GIVEN DATA ->
*** Block opens ***

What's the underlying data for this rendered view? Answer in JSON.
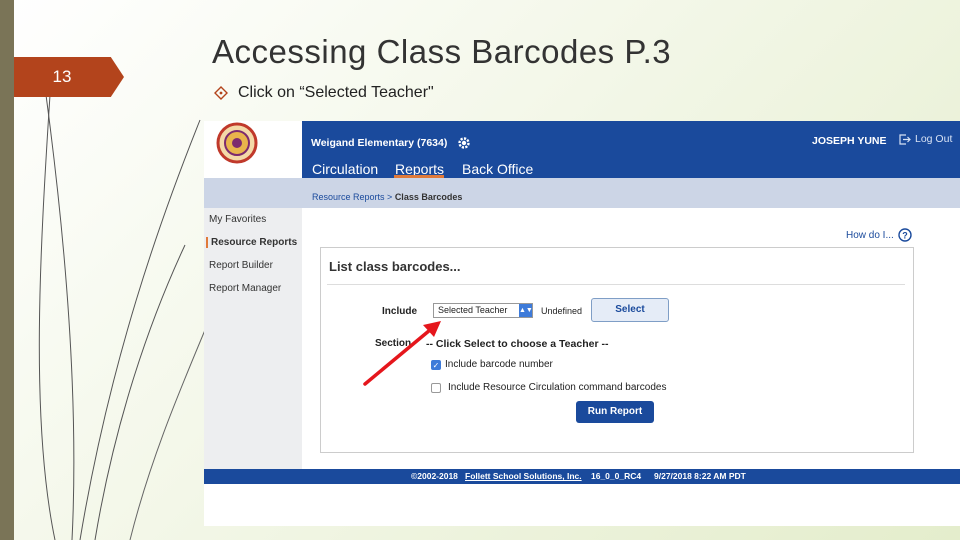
{
  "slide": {
    "number": "13",
    "title": "Accessing Class Barcodes P.3",
    "bullet": "Click on “Selected Teacher\"",
    "colors": {
      "accent_tab": "#b3441c",
      "left_bar": "#7a7457"
    }
  },
  "app": {
    "school": "Weigand Elementary (7634)",
    "nav": [
      "Circulation",
      "Reports",
      "Back Office"
    ],
    "active_nav": "Reports",
    "user": "JOSEPH YUNE",
    "logout": "Log Out",
    "breadcrumb": {
      "parent": "Resource Reports",
      "separator": " > ",
      "current": "Class Barcodes"
    },
    "sidebar": [
      "My Favorites",
      "Resource Reports",
      "Report Builder",
      "Report Manager"
    ],
    "active_sidebar": "Resource Reports",
    "help_link": "How do I...",
    "panel": {
      "title": "List class barcodes...",
      "include_label": "Include",
      "include_select_value": "Selected Teacher",
      "undefined_text": "Undefined",
      "select_button": "Select",
      "section_label": "Section",
      "section_text": "-- Click Select to choose a Teacher --",
      "checkbox1": {
        "label": "Include barcode number",
        "checked": true
      },
      "checkbox2": {
        "label": "Include Resource Circulation command barcodes",
        "checked": false
      },
      "run_button": "Run Report"
    },
    "footer": {
      "copyright": "©2002-2018",
      "company": "Follett School Solutions, Inc.",
      "version": "16_0_0_RC4",
      "datetime": "9/27/2018 8:22 AM PDT"
    },
    "colors": {
      "header": "#1a4a9c",
      "accent": "#e07a3a",
      "annotation_arrow": "#e5161c"
    }
  }
}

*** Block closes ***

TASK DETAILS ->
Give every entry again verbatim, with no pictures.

SOLUTION TO THIS TASK ->
What's the underlying data for this rendered view? Answer in JSON.
{
  "slide": {
    "number": "13",
    "title": "Accessing Class Barcodes P.3",
    "bullet": "Click on “Selected Teacher\"",
    "colors": {
      "accent_tab": "#b3441c",
      "left_bar": "#7a7457"
    }
  },
  "app": {
    "school": "Weigand Elementary (7634)",
    "nav": [
      "Circulation",
      "Reports",
      "Back Office"
    ],
    "active_nav": "Reports",
    "user": "JOSEPH YUNE",
    "logout": "Log Out",
    "breadcrumb": {
      "parent": "Resource Reports",
      "separator": " > ",
      "current": "Class Barcodes"
    },
    "sidebar": [
      "My Favorites",
      "Resource Reports",
      "Report Builder",
      "Report Manager"
    ],
    "active_sidebar": "Resource Reports",
    "help_link": "How do I...",
    "panel": {
      "title": "List class barcodes...",
      "include_label": "Include",
      "include_select_value": "Selected Teacher",
      "undefined_text": "Undefined",
      "select_button": "Select",
      "section_label": "Section",
      "section_text": "-- Click Select to choose a Teacher --",
      "checkbox1": {
        "label": "Include barcode number",
        "checked": true
      },
      "checkbox2": {
        "label": "Include Resource Circulation command barcodes",
        "checked": false
      },
      "run_button": "Run Report"
    },
    "footer": {
      "copyright": "©2002-2018",
      "company": "Follett School Solutions, Inc.",
      "version": "16_0_0_RC4",
      "datetime": "9/27/2018 8:22 AM PDT"
    },
    "colors": {
      "header": "#1a4a9c",
      "accent": "#e07a3a",
      "annotation_arrow": "#e5161c"
    }
  }
}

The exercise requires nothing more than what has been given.